cost - and even if I were, no one in an ER is trained to field that
kind of question.
When David was discharged, we left the hospital without any
paperwork. My requests for a billing statement were waved off. It was being
handled through our insurance company, we were told. We'd get the details in
A month later, the flood of paperwork started. Rather than
one itemized bill, we received dozens of cryptic ones. A typical invoice
carried a single charge, labeled "MEDICINE," for $570.75. A doctor
whose name I didn't recognize sent us a bill saying the insurance company had
declined to pay his fees and we would need to cover them. When I called his
office for more information (our insurer had no record of his claim), I found
out that his office had billed the wrong insurance company. That was just one
of the half-dozen billing errors I hit in sorting out the blizzard of invoices.
We're among the lucky. My husband and I have health
insurance through our employers. Of the five-figure sum his medical bills
totaled, we're responsible for paying less than one-tenth. But despite dozens
of phone calls and scores of requests for follow-up information, I still have
only a hazy picture of the real costs of my husband's hospitalization, and of
how much control we could have exerted to keep them down.
Medical services aren't designed to be treated like a
cafeteria menu; there are no "rack rates," and something as simple as
a pill has a complicated schedule of varying costs. The doctor David sees
monthly for follow-up care charges our insurance company $80 per visit; we cover a $25 co-pay. Were we paying directly, the per-visit
rate would be $150. The push for consumers to more directly bear costs of their
medical care ignores the problem of that kind of pricing differential. How can
we effectively comparison-shop for services when the system is stacked against

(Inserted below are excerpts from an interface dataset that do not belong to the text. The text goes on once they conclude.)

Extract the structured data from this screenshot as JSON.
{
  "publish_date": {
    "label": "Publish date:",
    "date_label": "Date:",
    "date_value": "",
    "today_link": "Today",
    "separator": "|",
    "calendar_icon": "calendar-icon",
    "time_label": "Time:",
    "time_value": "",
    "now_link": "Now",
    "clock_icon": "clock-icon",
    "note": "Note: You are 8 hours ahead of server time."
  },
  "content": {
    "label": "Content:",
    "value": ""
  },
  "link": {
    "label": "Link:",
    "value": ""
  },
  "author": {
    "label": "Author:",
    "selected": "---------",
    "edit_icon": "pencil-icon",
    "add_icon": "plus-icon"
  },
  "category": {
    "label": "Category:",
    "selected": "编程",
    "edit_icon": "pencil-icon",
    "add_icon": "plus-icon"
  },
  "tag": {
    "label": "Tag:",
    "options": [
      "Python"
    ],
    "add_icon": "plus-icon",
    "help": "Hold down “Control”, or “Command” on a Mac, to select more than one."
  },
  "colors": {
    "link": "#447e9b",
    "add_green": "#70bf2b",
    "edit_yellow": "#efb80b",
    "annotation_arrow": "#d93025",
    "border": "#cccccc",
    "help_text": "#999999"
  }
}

I would love to see the medical system reformed to be more
consumer-friendly; it's absurd that services so vital and so expensive should
be so inscrutably priced. But without systematic changes, policies urging
Americans to fight rising health-insurance costs by paying for more medical
expenses out-of-pocket are recklessly premature. Until my local hospital and my
family's regular doctors can offer standardized, itemized cost breakdowns for
their services, I'll need an insurance company by my side to help navigate the
Stacy Cowley writes about consumer finance issues at BirdsandBills.com. Her e-mail is firstname.lastname@example.org.